Overall, I think the political impact of SB 1070 has been beneficial toward moving us forward on solutions. But to the detriment of our state of Arizona, it has made an impression that we are a bigoted state that intends to do ill toward Mexican immigrants. That’s not the case. For political reasons some people mischaracterize our actions.
Could SB 1070 lead to racial profiling as its critics charge?
The bill explicitly tells the police, “no racial profiling.” Police do what they are told. There’s very little evidence that we’ll see that based on training and the fact that the police can get into trouble if they racially profile. In the past, when police stopped people, if there was evidence someone was not in the country legally, it was handled appropriately. There is no incentive for police to do racial profiling now.
Is immigration the hardest policy problem in your 18 years in the Senate?
It’s one of the hardest. If it weren’t so emotional, so political, the solving of the political problem wouldn’t be that hard. When we went to the UA in Tucson, it was natural to have immigrants everywhere — shopping, in restaurants, and as our fraternity brothers. It was part of the Tucson environment. For 400 years, people here didn’t think twice about relations between Mexicans and non- Mexicans. Arizonans are good people. We can handle this, if the federal government does its part.
- 1920s A flood of immigrants, and a U.S. reaction against them. The Quota Act of 1924 sets limits by national origin.
- 1930s The “Mexican Repatriation” sends off Mexicans and Mexican Americans.
- 1940s The Bracero Program in 1942 lets employers bring workers from Mexico to fill labor contracts and return home.
- 1960s The end of the Bracero Program in 1964 leads to large-scale illegal immigration.
- 1980s The Immigration Reform and Control Act in 1986 gives permanent residence visas to about 2 million immigrants from Mexico.
- 2000-07 President George W. Bush seeks a bipartisan immigration-reform bill. The effort dies over allowing any new legal status for illegal workers.
- 2006 The McCain-Kennedy immigration bill passes the Senate. It fails in the House.
- 2007 President Bush and Arizona Senator Jon Kyl work up a bill with a path to citizenship for some migrants.

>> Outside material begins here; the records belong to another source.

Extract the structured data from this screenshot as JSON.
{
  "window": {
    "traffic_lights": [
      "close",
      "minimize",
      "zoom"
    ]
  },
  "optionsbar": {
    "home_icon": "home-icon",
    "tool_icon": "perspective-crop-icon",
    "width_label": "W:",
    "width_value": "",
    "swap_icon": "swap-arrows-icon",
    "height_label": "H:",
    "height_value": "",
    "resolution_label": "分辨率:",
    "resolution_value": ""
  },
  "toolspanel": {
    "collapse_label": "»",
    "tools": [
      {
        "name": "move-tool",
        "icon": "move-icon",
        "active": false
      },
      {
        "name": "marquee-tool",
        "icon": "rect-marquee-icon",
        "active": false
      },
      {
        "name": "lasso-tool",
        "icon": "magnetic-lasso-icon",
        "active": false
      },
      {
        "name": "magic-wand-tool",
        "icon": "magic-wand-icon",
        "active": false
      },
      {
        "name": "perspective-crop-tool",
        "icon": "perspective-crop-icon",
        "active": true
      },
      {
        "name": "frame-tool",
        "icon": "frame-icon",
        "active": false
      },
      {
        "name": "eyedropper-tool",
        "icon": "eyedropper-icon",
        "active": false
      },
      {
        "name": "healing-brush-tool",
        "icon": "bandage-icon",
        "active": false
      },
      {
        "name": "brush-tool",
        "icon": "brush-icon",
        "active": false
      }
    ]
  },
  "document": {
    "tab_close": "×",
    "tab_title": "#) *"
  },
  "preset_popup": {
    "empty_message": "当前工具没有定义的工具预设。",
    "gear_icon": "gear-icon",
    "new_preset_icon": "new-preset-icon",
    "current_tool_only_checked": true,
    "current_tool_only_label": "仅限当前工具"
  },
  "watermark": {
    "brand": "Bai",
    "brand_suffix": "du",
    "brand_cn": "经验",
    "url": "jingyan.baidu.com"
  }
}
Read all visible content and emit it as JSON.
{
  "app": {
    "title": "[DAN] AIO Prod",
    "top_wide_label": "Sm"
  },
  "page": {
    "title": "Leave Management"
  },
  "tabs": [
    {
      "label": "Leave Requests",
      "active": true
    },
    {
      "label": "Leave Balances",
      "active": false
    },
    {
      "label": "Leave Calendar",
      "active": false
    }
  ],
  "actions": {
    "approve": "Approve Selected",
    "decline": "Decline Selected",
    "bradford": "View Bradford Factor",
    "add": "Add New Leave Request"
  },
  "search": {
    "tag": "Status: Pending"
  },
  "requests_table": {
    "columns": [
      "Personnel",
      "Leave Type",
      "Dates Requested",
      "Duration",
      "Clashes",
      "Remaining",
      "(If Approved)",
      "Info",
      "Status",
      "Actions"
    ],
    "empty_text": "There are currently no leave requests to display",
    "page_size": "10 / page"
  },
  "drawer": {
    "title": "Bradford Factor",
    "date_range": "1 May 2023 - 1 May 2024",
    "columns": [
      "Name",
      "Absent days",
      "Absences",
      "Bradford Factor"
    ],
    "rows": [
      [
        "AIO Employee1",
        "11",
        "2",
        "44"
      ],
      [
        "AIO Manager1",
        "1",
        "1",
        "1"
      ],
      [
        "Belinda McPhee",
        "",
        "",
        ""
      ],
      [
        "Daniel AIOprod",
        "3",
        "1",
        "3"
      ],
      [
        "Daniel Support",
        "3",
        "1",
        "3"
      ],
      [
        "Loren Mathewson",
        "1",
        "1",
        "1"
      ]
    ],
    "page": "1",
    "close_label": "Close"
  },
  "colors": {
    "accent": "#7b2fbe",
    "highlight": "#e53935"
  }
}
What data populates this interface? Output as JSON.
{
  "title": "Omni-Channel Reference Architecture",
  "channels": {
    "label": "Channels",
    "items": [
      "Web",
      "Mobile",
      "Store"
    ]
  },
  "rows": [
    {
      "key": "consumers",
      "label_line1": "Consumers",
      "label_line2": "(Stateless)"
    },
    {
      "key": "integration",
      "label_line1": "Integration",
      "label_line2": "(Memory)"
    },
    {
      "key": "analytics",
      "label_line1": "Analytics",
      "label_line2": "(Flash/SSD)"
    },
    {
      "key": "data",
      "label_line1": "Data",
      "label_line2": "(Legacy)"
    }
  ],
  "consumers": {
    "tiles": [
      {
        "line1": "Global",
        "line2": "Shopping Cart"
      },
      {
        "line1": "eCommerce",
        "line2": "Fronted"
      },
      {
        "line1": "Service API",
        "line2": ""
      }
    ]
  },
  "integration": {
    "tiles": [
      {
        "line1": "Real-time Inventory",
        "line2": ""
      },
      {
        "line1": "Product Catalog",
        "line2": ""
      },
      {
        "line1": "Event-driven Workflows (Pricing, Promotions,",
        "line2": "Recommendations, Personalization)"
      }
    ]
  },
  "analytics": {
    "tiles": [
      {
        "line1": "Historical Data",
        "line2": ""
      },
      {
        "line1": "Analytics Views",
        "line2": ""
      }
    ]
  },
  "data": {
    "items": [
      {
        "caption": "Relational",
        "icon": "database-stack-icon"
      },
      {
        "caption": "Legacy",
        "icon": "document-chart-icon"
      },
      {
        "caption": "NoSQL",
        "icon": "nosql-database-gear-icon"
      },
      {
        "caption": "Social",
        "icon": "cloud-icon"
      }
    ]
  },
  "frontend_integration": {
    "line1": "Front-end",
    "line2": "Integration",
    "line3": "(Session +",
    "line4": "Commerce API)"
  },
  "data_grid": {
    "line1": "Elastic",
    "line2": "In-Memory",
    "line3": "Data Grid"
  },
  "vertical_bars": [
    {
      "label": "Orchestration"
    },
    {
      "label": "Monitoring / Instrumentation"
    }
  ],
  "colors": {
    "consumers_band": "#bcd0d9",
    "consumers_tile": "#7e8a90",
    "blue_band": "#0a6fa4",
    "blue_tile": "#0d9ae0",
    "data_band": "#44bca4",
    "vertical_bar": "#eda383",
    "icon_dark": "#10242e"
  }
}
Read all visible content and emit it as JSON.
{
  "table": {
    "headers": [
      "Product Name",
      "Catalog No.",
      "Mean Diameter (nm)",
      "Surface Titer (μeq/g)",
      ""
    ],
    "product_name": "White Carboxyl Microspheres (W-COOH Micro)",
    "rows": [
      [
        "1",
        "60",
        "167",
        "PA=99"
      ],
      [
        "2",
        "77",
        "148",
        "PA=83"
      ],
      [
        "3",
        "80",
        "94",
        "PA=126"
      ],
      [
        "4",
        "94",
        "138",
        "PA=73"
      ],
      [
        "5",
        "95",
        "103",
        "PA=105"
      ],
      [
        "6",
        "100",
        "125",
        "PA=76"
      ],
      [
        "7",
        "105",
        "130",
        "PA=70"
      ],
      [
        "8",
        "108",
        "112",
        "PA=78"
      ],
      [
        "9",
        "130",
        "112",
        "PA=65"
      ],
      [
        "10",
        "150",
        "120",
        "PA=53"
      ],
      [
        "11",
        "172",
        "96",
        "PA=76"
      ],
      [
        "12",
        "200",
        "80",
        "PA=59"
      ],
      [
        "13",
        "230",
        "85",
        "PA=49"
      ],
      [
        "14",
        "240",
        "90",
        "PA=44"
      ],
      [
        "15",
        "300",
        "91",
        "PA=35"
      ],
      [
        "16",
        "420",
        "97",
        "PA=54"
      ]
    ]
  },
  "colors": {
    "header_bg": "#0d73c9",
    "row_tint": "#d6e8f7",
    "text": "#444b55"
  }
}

It fails over amnesty.
- 2008 States begin taking steps to curb illegal immigration.
- 2010 In April, Arizona passes SB 1070. A week later, an amendment bans racial profiling. On July 28, a judge blocks enforcement of the bill’s most volatile provisions. On July 29, the bill becomes law.